More than 50 international experts contributed to the report’s analysis that globalisation has lead to a reliance on fewer crop varieties, which “has aggravated the environmental crisis of agriculture and has reduced agricultural resilience”. The report states that monoculture and industrial farming are not providing sufficient affordable food, yet are causing increasing amounts of unsustainable environmental damage. It says we need to concentrate instead on reducing the ecological impacts of industrial farming while expanding the use of agroecological methods.

The report says that food shortages are caused by poverty and inequity rather than a lack of food, noting that we currently produce enough food for 12-14 billion people. It blames free markets for undermining food production and availability in the Global South, as well as for increased food insecurity everywhere caused by extreme price volatility as seen in 2008. Critically the report says trade rules should aim for “as much regionalized/localised food production as possible; as much traded food as necessary”.

This new approach includes ensuring that small farmers are viewed as more than mere producers of goods to be traded. Farmers everywhere need to be supported in producing food for themselves and their communities while restoring the soil and other ecosystem processes to full functionality. This will help us cope with the effects of climate change on food production, reduce sources of food-related violence and political instability globally and slow agriculture’s impact on our environment.

The report recognises the failure of some agricultural technologies (like pesticides and GM) to produce a balanced diet for all in a changing climate or to restore vital ecosystem functions. Reducing food waste and the use of grain crops to produce meat are also given prominence as vital areas for action by politicians and those involved in food production.

Pete Riley of GM Freeze said:

Not for the first time a UN report sends out a very clear message that we need fundamental change in the way we produce and trade food in order to feed everyone and reduce the impact of agriculture as a driver of climate change. This is an enormous challenge that so far politicians, bureaucrats, industry and many scientists have failed to understand and act upon.

Millions of male and female farmers around the world already have the skills and knowledge to deliver a sustainable food supply based on food sovereignty and agroecological techniques. Instead they are offered a slightly tweaked version of industrial agriculture, including intensive GM crop production, which UNCTAD says is a major contributor to climate change and environmental degradation.

The report’s clear message to politicians is that business as usual is not the answer. It comes at an excellent time as the US and EU embark on a new round of trade negotiations that are headed in the wrong direction.
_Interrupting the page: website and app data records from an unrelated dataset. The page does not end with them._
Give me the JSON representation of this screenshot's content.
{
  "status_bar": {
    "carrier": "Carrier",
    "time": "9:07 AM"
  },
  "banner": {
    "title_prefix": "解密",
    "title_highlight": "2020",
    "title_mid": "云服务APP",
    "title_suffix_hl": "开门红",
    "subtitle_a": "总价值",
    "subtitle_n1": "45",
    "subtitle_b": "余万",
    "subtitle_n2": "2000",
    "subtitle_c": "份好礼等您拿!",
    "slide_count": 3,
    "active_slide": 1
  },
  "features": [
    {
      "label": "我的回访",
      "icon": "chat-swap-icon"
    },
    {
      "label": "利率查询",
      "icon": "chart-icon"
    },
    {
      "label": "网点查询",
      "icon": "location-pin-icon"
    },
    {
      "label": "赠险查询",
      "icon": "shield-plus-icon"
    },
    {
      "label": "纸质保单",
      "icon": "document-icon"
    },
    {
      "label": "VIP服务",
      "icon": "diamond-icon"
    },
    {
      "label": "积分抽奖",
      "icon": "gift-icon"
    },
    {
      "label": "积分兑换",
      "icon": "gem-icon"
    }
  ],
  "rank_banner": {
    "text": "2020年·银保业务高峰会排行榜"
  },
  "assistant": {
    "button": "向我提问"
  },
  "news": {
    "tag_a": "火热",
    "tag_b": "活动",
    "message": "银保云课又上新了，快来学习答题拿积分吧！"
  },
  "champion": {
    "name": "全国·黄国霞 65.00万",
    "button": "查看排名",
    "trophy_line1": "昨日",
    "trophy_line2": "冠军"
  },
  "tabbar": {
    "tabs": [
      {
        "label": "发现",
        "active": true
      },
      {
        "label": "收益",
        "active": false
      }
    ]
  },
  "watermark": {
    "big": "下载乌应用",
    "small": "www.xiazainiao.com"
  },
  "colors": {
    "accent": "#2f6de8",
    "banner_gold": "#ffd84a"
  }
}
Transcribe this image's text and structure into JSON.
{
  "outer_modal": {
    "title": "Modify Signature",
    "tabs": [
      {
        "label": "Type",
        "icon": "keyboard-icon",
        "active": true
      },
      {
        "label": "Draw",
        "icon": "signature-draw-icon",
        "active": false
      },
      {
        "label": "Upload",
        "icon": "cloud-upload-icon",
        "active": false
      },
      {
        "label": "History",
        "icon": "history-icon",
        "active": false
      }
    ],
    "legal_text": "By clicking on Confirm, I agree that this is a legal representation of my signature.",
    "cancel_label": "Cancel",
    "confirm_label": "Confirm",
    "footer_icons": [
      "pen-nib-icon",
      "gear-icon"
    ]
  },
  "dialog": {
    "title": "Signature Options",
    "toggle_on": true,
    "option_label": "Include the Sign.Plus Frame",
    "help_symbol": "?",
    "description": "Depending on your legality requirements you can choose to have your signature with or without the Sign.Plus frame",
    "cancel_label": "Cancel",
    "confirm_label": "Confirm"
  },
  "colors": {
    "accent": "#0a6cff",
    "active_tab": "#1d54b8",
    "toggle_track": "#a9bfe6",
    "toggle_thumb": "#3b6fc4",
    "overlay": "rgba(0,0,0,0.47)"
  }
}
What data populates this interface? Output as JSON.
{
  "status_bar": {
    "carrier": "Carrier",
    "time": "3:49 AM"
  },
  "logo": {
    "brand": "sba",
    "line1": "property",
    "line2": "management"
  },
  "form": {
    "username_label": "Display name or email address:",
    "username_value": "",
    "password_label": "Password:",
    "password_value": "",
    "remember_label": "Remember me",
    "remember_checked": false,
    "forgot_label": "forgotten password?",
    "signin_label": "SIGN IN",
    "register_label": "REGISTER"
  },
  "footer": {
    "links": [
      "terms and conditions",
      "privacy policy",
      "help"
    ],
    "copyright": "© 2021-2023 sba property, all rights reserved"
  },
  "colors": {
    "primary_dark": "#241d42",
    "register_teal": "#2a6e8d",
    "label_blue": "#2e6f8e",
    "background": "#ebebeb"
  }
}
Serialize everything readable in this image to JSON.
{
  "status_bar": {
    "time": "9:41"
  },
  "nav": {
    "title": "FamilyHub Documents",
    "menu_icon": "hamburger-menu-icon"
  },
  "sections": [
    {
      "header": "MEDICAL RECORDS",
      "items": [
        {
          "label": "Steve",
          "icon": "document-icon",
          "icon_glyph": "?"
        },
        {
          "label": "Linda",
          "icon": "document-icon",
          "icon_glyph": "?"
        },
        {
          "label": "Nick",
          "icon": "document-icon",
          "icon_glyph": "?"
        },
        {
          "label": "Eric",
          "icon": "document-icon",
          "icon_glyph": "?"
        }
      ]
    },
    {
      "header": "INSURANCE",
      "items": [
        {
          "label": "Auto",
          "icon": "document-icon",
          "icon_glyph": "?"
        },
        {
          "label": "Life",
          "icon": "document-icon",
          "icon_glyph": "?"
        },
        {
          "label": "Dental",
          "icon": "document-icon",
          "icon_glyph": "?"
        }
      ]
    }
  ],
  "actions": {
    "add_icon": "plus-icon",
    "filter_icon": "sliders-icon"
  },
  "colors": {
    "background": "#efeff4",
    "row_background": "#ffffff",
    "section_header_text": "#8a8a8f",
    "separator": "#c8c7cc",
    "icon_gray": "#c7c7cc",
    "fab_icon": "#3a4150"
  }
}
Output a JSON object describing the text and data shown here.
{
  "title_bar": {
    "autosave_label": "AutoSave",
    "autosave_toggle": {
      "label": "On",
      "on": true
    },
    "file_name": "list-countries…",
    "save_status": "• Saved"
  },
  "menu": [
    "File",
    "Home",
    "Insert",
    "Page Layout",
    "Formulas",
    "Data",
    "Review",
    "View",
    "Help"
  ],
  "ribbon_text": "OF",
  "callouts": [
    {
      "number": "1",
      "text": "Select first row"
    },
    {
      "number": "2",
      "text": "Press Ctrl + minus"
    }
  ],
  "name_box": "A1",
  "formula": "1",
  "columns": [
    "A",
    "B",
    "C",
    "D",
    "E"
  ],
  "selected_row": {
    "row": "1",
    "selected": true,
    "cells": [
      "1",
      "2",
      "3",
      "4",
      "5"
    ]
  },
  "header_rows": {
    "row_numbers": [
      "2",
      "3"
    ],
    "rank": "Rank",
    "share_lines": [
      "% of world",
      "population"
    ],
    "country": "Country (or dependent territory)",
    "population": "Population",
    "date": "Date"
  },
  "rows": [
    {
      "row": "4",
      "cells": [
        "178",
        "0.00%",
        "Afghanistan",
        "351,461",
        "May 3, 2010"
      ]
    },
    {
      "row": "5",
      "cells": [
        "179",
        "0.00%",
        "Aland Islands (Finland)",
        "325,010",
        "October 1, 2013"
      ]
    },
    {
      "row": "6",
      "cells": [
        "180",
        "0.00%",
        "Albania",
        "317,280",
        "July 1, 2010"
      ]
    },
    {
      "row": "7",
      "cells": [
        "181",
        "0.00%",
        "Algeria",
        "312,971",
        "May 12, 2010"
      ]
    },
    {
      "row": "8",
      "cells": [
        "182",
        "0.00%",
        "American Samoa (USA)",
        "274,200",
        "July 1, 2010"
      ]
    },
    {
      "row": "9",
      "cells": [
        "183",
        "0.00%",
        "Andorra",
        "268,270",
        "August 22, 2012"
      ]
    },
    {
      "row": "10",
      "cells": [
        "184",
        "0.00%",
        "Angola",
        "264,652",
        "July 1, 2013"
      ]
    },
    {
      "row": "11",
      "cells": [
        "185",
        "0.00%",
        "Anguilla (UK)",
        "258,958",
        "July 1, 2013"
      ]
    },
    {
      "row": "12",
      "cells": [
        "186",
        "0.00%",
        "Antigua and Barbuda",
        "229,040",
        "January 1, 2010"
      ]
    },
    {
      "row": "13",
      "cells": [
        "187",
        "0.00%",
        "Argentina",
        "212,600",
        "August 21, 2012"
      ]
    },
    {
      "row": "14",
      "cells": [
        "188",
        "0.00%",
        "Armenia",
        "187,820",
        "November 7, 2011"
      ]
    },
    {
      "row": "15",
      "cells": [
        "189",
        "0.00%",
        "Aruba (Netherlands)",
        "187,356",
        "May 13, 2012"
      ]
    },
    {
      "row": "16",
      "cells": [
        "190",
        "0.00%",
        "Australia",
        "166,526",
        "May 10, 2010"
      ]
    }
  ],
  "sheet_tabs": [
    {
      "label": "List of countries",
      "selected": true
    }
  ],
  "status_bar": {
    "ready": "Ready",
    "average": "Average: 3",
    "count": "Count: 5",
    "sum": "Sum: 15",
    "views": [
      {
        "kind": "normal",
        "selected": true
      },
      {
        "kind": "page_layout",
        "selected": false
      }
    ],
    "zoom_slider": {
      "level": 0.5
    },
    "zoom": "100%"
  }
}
They need to listen and stop using the empty slogan ‘sustainable intensification’ when all they really mean is more of what is already causing huge problems for everyone other than big business.



[1] UNCTAD, 18 September 20913. Trade and Environment Review 2013: Wake up before it it too late – Make agriculture truly sustainable now for food security in a changing climate